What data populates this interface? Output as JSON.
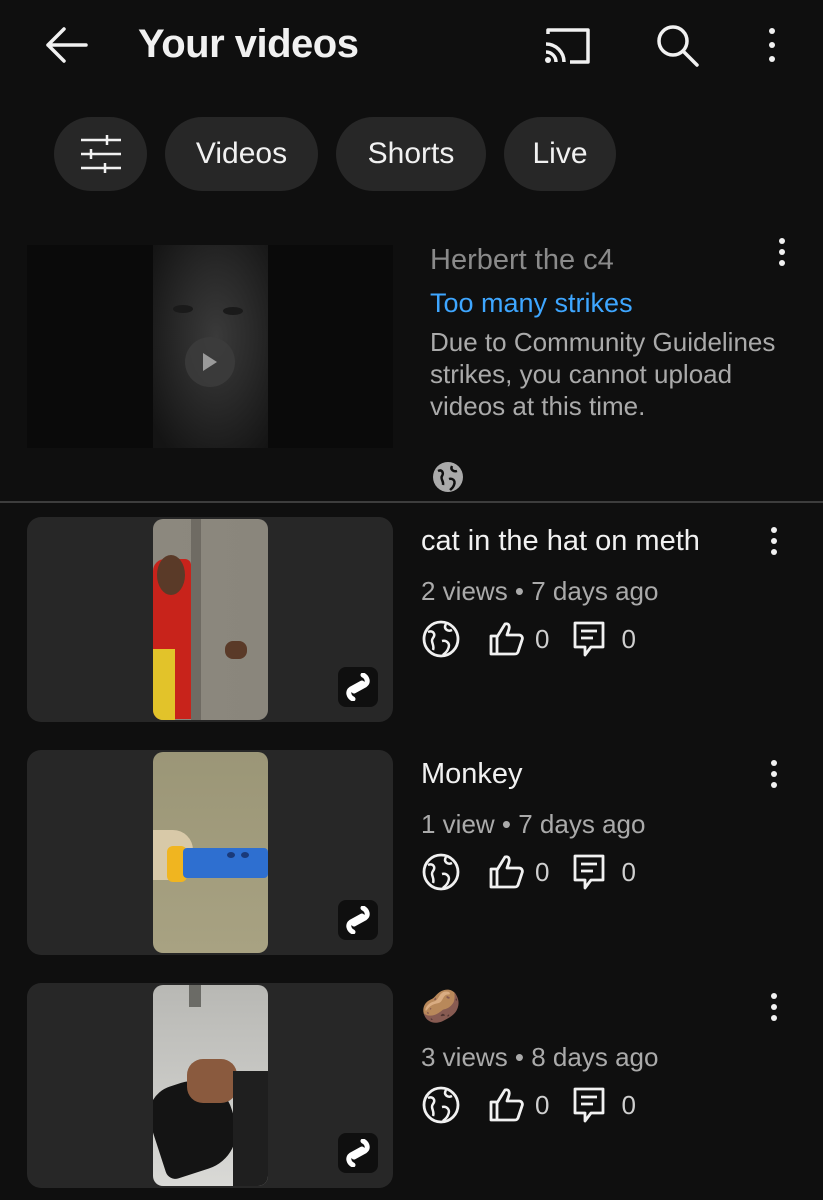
{
  "header": {
    "title": "Your videos"
  },
  "filters": {
    "chips": [
      "Videos",
      "Shorts",
      "Live"
    ]
  },
  "blocked_video": {
    "title": "Herbert the c4",
    "status": "Too many strikes",
    "description": "Due to Community Guidelines strikes, you cannot upload videos at this time."
  },
  "videos": [
    {
      "title": "cat in the hat on meth",
      "meta": "2 views • 7 days ago",
      "likes": "0",
      "comments": "0"
    },
    {
      "title": "Monkey",
      "meta": "1 view • 7 days ago",
      "likes": "0",
      "comments": "0"
    },
    {
      "title": "🥔",
      "meta": "3 views • 8 days ago",
      "likes": "0",
      "comments": "0"
    }
  ],
  "colors": {
    "background": "#0f0f0f",
    "chip_bg": "#272727",
    "link_blue": "#3ea6ff",
    "muted_text": "#aaaaaa"
  },
  "icons": [
    "back-arrow-icon",
    "cast-icon",
    "search-icon",
    "more-vert-icon",
    "filter-sliders-icon",
    "play-icon",
    "globe-icon",
    "thumb-up-icon",
    "comment-icon",
    "shorts-logo-icon"
  ]
}
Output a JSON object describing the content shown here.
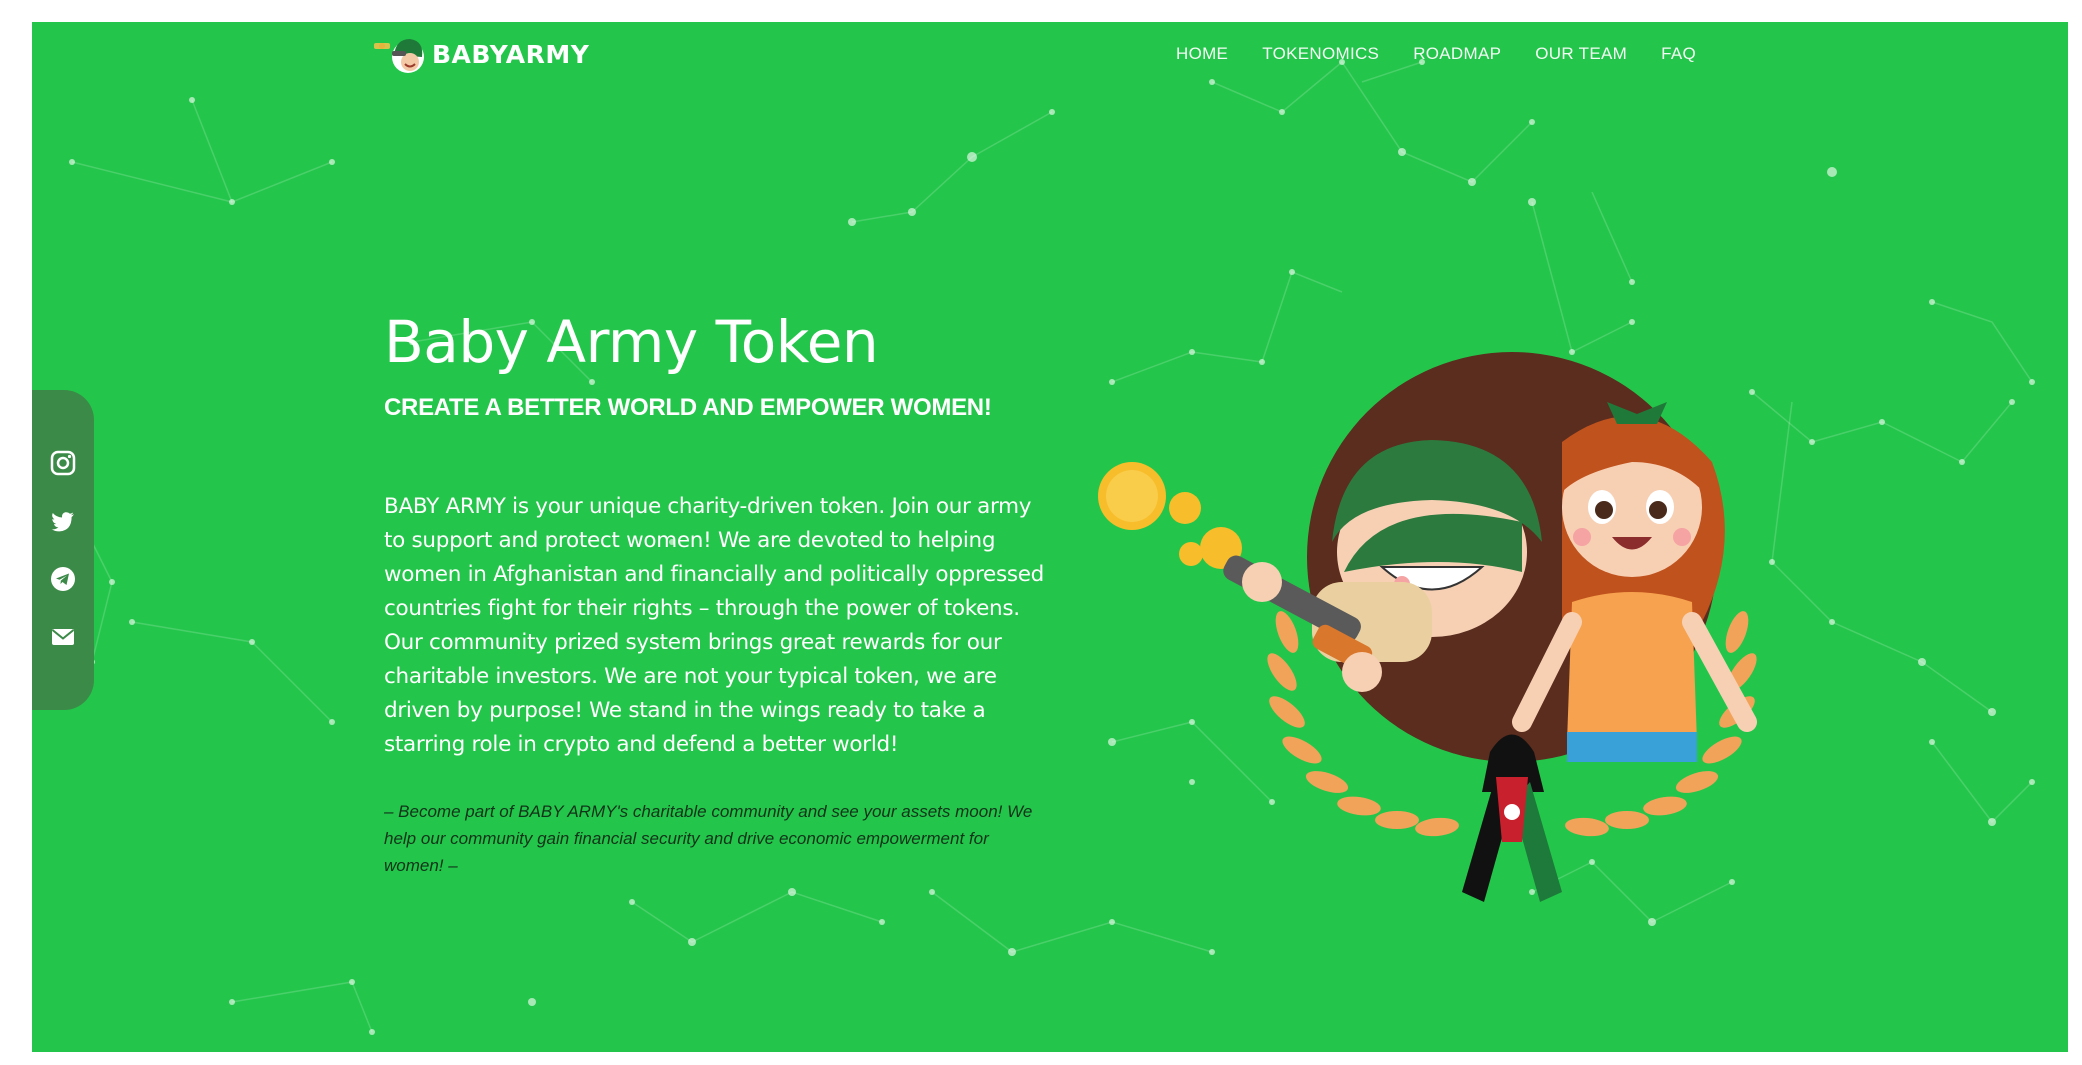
{
  "brand": {
    "name": "BABYARMY"
  },
  "nav": {
    "items": [
      {
        "label": "HOME"
      },
      {
        "label": "TOKENOMICS"
      },
      {
        "label": "ROADMAP"
      },
      {
        "label": "OUR TEAM"
      },
      {
        "label": "FAQ"
      }
    ]
  },
  "social": {
    "items": [
      {
        "icon": "instagram-icon"
      },
      {
        "icon": "twitter-icon"
      },
      {
        "icon": "telegram-icon"
      },
      {
        "icon": "email-icon"
      }
    ]
  },
  "hero": {
    "title": "Baby Army Token",
    "subtitle": "CREATE A BETTER WORLD AND EMPOWER WOMEN!",
    "body": "BABY ARMY is your unique charity-driven token. Join our army to support and protect women! We are devoted to helping women in Afghanistan and financially and politically oppressed countries fight for their rights – through the power of tokens. Our community prized system brings great rewards for our charitable investors. We are not your typical token, we are driven by purpose! We stand in the wings ready to take a starring role in crypto and defend a better world!",
    "quote": "– Become part of BABY ARMY's charitable community and see your assets moon! We help our community gain financial security and drive economic empowerment for women! –"
  },
  "colors": {
    "background": "#23c64a",
    "social_bar": "#3b8a48",
    "text": "#ffffff",
    "quote_text": "#11331a"
  }
}
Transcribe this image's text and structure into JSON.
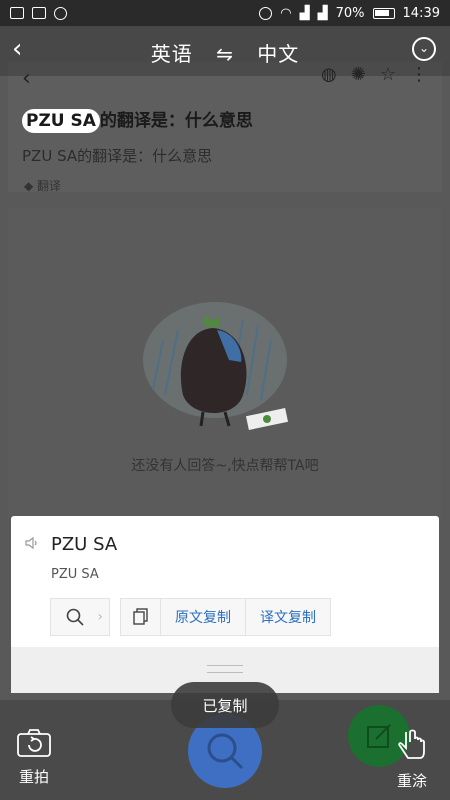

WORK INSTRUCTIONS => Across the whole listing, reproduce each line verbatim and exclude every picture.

TASK OUTPUT =>
What data populates this interface? Output as JSON.
{
  "header": {
    "title": "Your videos"
  },
  "filters": {
    "chips": [
      "Videos",
      "Shorts",
      "Live"
    ]
  },
  "blocked_video": {
    "title": "Herbert the c4",
    "status": "Too many strikes",
    "description": "Due to Community Guidelines strikes, you cannot upload videos at this time."
  },
  "videos": [
    {
      "title": "cat in the hat on meth",
      "meta": "2 views • 7 days ago",
      "likes": "0",
      "comments": "0"
    },
    {
      "title": "Monkey",
      "meta": "1 view • 7 days ago",
      "likes": "0",
      "comments": "0"
    },
    {
      "title": "🥔",
      "meta": "3 views • 8 days ago",
      "likes": "0",
      "comments": "0"
    }
  ],
  "colors": {
    "background": "#0f0f0f",
    "chip_bg": "#272727",
    "link_blue": "#3ea6ff",
    "muted_text": "#aaaaaa"
  },
  "icons": [
    "back-arrow-icon",
    "cast-icon",
    "search-icon",
    "more-vert-icon",
    "filter-sliders-icon",
    "play-icon",
    "globe-icon",
    "thumb-up-icon",
    "comment-icon",
    "shorts-logo-icon"
  ]
}
Output a JSON object describing the content shown here.
{
  "brand": {
    "name": "BABYARMY"
  },
  "nav": {
    "items": [
      {
        "label": "HOME"
      },
      {
        "label": "TOKENOMICS"
      },
      {
        "label": "ROADMAP"
      },
      {
        "label": "OUR TEAM"
      },
      {
        "label": "FAQ"
      }
    ]
  },
  "social": {
    "items": [
      {
        "icon": "instagram-icon"
      },
      {
        "icon": "twitter-icon"
      },
      {
        "icon": "telegram-icon"
      },
      {
        "icon": "email-icon"
      }
    ]
  },
  "hero": {
    "title": "Baby Army Token",
    "subtitle": "CREATE A BETTER WORLD AND EMPOWER WOMEN!",
    "body": "BABY ARMY is your unique charity-driven token. Join our army to support and protect women! We are devoted to helping women in Afghanistan and financially and politically oppressed countries fight for their rights – through the power of tokens. Our community prized system brings great rewards for our charitable investors. We are not your typical token, we are driven by purpose! We stand in the wings ready to take a starring role in crypto and defend a better world!",
    "quote": "– Become part of BABY ARMY's charitable community and see your assets moon! We help our community gain financial security and drive economic empowerment for women! –"
  },
  "colors": {
    "background": "#23c64a",
    "social_bar": "#3b8a48",
    "text": "#ffffff",
    "quote_text": "#11331a"
  }
}
Transcribe this image's text and structure into JSON.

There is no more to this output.